Accommodation – Hostels are limited, but can generally still be found. Even in the desert. Prices start from about 5JOD for a dorm and 14JOD for a double room. Spending the night in the desert is of course special, and that’s what you pay for. Do not hesitate to negotiate the price with the hotel, this is possible. Of course there is also plenty of expensive accommodation to be found. The sky is the limit – also in Jordan.
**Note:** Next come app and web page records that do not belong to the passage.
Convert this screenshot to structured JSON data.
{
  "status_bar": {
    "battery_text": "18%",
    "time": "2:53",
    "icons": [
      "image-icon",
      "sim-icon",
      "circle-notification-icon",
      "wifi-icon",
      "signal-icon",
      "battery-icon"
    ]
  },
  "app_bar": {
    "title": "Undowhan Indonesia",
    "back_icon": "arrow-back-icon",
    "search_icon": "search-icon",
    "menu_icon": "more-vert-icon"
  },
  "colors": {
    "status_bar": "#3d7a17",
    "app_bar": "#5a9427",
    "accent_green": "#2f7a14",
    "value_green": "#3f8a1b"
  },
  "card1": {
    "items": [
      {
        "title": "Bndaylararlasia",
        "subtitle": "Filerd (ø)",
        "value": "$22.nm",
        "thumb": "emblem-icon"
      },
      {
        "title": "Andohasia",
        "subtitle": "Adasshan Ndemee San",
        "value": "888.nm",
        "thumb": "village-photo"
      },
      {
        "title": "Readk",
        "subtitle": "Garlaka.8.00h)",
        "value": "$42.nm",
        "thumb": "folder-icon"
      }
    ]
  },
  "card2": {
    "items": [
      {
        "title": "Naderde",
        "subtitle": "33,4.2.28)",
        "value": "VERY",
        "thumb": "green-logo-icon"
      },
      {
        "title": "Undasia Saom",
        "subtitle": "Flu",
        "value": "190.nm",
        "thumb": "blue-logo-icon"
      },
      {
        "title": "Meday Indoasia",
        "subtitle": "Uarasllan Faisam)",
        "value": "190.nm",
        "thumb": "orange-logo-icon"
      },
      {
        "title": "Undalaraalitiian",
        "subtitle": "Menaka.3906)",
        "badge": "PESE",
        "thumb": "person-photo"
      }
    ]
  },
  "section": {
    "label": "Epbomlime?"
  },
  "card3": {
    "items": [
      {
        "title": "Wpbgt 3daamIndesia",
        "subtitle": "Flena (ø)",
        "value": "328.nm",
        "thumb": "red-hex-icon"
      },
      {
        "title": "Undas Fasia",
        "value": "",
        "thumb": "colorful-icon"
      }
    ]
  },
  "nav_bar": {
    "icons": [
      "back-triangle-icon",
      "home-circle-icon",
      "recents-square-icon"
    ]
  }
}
Food & Drinks – After a day of hiking or visiting temples, you’ll have to quench your thirst with tea, Arabic coffee, soda or malt beer. Alcoholic drinks are hardly available with the exception of tourist-oriented, more expensive restaurants and hotels (for this you’ll have to go deep into your pockets; a beer will cost you 6JOD). The food and drinks in Jordan are safe and tasty. On every corner you can score delicious Falafel but also try the Baba Ganoush, Mansaf or Kibbeh! It is claimed that the Hashem Restaurant in Amman ‘invented’ the falafel. I don’t know if it’s true, but the falafel were delicious! By the way, let yourself be surprised with any dish and believe me that you will like it. Make sure you try the Arabic coffee as well! It is a creamy caramel-like coffee and is prepared right in front of you.
Some examples of prices:
Transportation – If you enter the country by plane, it is best to fly to Queen Alia International Airport. Once you have arrived there, you can take a taxi to Amman or you can rent a car. We have rented a car for 135JOD for 3 days, including the drop-off in another city. Driving in Jordan is sometimes very exciting in the big cities, they don’t give each other an inch, but it’s easy to do outside of the big cities. Note that finding a parking spot in Down Town Amman can be difficult. On your way you may encounter police checkpoints. With a big smile you get a big smile back. Public transport is available in Jordan, but the local minibuses do not run at fixed times. The minibus will only drive when it is full. It is that simple. If you are lucky it will take 15 minutes and if you are less lucky 3 hours. You pay about 7 JOD for a 2 hour bus ride (e.g. from Akaba to Wadi Musa).
When you cross the border from Eilat (Israel) you take the bus to the border, then you walk in 2km to the border (no bus) you cross the border, you take the taxi to Akaba (no bus) and in Akaba you take the bus to the next destination. The taxi driver will claim that the bus is not present or will not drive that day = nonsense. For this taxi ride you pay 12JOD with some negotiation. Between Wadi Musa and Wadi Rum there is a good bus connection. make sure you book in advance (at your hotel). Departure time from Wadi Musa to Wadi Rum = 6am.
Climate and season – On average, the warmest months are June to September. This period has an average temperature of 34 degrees and can sometimes rise considerably. These are also the dry months. March to May, October and November are the best months to visit the country, in which the autumn is a lot drier than the spring. In these months you’ll experience a nice temperature of aprox 22-28 degrees on average, in which you can do excellent hikes.
“No struggle at all do the camels seem to have with the climate.”
Suggested daily budget – EUR35 per day (low budget) EUR60 per day (medium budget) EUR 60+ (high budget)